I knew immediately this was how I wanted to go to war. I wanted to fly one of these aeroplanes, to get to grips with the enemy without all the sordid complications of war on the ground.
He applied immediately to join the Australian Flying Corps. His request was promptly rejected. Disappointed but undaunted, he approached his father, ‘whose support I knew I would have to gain anyhow.’
He didn’t say much, but I could see he was horrified. To him the very act of flying was dangerous. But flying in a war - that was suicide. Of course, I didn’t see it all his way at all. To choose this form of warfare seemed entirely logical, when the alternative was to sit in a trench without being able to do anything about it. An aeroplane offered a means of individual expression. With it a man could to some extent control his own destiny.
I finally prevailed upon him to agree to my going. I think he gave in because I was so set upon it than on account of my enthusiastic reasoning. But as soon as he had agreed, he did everything in his power to get me away as soon as possible.
2nd lieutenant Bill Taylor finally had his leave granted. He paid for his own passage by ship to England, and applied for the Royal Flying Corps (RFC).
Letters of introduction from Patrick Taylor Snr helped Bill to get to the final interview. This proved the easiest part. The recruitment Officer seemed more interested in his social background, schooling and whether or not he could ride a horse!
Taking off, flying and landing a plane was an exhilarating and dangerous experience for new recruits. Bill’s 1st instructor had suffered a nervous breakdown in France and was completely incompetent.
His friend and Rhodes scholar “Anzac” Whiteman was killed making a landing. Flying was no longer the light-hearted, heroic venture he had dreamed about. Death was ever-present.

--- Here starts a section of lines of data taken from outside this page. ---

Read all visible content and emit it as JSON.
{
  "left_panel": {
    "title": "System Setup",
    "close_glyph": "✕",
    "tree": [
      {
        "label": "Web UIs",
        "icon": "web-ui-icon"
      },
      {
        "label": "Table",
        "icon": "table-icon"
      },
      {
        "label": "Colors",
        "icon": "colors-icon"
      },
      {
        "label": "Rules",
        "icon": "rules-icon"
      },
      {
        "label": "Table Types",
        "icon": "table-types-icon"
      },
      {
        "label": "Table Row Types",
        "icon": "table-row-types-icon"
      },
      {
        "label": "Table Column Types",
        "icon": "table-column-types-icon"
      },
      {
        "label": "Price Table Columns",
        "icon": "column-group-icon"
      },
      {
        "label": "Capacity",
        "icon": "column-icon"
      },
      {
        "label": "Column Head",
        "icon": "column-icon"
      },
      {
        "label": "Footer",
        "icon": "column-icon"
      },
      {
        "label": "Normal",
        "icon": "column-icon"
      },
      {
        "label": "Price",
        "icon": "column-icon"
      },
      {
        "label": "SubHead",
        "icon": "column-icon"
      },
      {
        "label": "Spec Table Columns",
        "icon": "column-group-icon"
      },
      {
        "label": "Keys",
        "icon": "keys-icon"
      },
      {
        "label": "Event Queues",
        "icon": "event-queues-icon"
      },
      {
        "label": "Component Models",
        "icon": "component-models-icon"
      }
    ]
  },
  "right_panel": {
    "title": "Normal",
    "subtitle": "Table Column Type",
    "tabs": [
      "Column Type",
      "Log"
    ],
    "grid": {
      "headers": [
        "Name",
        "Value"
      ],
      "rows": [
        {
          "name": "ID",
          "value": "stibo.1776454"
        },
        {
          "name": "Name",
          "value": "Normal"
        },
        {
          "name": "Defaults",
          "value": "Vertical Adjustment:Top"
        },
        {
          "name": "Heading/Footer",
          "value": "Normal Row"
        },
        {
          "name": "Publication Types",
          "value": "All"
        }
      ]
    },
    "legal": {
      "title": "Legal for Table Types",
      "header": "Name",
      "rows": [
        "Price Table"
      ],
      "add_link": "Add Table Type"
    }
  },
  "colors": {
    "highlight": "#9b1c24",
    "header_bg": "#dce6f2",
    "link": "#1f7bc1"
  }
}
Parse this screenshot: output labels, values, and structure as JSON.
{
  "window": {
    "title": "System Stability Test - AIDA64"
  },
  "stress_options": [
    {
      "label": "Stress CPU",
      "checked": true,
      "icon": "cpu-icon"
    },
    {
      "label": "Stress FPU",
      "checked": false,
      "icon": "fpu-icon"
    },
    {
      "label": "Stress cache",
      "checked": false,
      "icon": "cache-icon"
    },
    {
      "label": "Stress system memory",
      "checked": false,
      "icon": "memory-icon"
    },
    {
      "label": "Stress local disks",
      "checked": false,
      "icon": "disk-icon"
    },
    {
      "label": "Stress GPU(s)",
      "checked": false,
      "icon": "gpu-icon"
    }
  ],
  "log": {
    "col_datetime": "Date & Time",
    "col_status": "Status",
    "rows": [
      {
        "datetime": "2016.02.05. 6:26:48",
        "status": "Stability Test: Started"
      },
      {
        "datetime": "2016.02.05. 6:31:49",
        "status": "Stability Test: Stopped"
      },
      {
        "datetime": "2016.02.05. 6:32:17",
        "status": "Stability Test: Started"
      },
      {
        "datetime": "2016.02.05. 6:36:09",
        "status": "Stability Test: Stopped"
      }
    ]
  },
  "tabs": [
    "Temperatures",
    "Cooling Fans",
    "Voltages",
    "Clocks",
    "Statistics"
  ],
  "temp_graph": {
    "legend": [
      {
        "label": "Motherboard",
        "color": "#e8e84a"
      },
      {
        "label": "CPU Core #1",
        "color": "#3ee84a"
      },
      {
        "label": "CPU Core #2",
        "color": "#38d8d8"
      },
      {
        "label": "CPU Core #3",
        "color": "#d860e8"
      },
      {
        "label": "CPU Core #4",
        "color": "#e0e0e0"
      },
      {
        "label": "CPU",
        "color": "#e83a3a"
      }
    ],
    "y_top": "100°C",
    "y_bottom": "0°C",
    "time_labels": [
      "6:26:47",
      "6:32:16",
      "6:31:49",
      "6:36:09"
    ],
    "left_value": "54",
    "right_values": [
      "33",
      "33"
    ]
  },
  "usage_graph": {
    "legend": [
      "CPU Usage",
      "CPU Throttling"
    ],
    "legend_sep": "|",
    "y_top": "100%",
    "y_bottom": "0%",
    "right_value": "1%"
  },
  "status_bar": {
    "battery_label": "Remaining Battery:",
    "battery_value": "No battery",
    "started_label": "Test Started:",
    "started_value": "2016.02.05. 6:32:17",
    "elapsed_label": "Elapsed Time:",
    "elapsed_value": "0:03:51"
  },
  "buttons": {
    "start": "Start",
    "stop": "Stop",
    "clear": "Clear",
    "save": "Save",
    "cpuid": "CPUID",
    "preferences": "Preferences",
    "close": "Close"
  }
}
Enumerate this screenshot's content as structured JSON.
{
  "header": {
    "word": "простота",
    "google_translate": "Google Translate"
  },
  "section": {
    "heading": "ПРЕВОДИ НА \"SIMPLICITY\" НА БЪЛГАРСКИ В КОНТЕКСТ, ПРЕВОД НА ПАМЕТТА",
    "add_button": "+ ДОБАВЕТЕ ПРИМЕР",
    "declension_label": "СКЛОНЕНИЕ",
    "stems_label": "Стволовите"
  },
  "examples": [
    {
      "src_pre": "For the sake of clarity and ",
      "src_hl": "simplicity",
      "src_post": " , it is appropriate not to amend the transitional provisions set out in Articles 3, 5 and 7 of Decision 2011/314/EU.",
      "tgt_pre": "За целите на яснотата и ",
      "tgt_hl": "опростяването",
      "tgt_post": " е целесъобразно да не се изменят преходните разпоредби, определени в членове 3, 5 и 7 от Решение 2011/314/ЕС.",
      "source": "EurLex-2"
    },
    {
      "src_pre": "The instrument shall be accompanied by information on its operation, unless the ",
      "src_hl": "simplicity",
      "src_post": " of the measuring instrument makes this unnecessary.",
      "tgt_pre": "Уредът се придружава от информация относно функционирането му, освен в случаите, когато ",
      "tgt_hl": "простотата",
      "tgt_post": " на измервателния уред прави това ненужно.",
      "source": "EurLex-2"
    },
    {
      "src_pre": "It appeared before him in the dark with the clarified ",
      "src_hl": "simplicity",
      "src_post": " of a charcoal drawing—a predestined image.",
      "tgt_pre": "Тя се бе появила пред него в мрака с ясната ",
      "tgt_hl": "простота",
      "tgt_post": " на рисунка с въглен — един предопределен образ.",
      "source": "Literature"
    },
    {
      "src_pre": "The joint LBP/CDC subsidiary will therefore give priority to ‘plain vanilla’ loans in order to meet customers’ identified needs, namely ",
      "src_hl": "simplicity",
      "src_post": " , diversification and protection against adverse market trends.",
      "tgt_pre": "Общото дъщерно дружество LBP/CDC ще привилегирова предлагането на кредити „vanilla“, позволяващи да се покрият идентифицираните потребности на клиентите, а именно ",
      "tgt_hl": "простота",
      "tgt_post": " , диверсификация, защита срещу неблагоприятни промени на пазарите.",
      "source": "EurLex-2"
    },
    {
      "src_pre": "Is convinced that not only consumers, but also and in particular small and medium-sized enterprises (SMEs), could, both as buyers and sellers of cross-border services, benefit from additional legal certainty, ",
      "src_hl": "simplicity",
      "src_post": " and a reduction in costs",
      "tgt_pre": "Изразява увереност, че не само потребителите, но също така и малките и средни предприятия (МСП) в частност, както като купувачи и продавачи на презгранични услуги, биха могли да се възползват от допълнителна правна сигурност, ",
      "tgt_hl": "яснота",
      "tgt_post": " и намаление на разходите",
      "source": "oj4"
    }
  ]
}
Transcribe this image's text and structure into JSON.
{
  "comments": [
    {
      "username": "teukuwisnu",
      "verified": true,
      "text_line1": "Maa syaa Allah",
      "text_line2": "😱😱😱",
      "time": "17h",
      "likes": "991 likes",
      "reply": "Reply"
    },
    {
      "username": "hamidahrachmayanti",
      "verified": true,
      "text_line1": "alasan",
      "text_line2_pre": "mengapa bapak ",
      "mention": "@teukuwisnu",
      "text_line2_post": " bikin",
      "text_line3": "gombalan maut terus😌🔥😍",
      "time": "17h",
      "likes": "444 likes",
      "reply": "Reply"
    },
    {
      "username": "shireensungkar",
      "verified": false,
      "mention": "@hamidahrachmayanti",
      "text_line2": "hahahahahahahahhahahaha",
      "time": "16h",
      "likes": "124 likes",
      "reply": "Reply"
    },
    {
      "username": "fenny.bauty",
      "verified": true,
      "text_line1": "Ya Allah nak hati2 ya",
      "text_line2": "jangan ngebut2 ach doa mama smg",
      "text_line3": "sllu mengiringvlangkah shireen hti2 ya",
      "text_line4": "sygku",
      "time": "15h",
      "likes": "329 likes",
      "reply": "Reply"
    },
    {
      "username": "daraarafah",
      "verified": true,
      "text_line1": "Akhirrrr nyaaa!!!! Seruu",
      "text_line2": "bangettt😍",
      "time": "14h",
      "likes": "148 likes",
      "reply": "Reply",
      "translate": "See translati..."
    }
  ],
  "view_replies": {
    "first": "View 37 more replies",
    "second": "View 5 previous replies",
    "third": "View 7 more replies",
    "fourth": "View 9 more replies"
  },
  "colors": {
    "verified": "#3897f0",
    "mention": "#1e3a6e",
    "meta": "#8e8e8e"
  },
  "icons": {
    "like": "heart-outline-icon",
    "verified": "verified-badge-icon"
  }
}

Lt. P.G. Taylor was assigned to 66 Squadron RFC in August, 1916. He went on to beat the odds, and was awarded an M.C and promoted to Captain in July 1917.
He was credited with shooting down 5 aircraft and became and instructor at the end of the war.
The sky beyond
Bill’s father had plans for him to go into the family business after the war. Bill soon became restless and felt the call to the skies, again.
In the years that followed ‘Sir’ P.G. Taylor performed legendary feats as a navigator and co-pilot on Sir Charles Kingsford Smith’s Southern Cross and Charles Ulm’s Faith in Australia. Bill’s record-breaking international flights made him a household name.
Follow the P.G. Taylor story in the following articles:
Raglan St to RFC: Mayor P.T. Taylor
Raglan St. to RFC: Bill Taylor’s school days & calling to the skies.
Raglan St. to RFC: Pilgrimage to ‘the silent fields’
Raglan St. to RFC: Bill Taylor: boy mascot company commander avoids the Valentine’s Day mutiny
1 Taylor, P.G., unpublished notes in MS 2594, Papers of captain Taylor, NLA; in Searle, Rick The man who saved Smithy Allen & Unwin; Crows Nest, NSW 2015 p3
2 Searle, Rick The man who saved Smithy Crows Nest, NSW; Allen & Unwin, 2015 p9
4 Mosman Church of England Preparatory School. 2004, 100 years of Mosman Prep : 1904-2004 Mosman Church of England Preparatory School Sydney p18
5 Mosman Church of England Preparatory School. 2004, 100 years of Mosman Prep : 1904-2004 Mosman Church of England Preparatory School Sydney p12
6 All remaining quotes and information from: Taylor, P. G. (Patrick Gordon), Sopwith Scout 7309 London : Cassell, 1968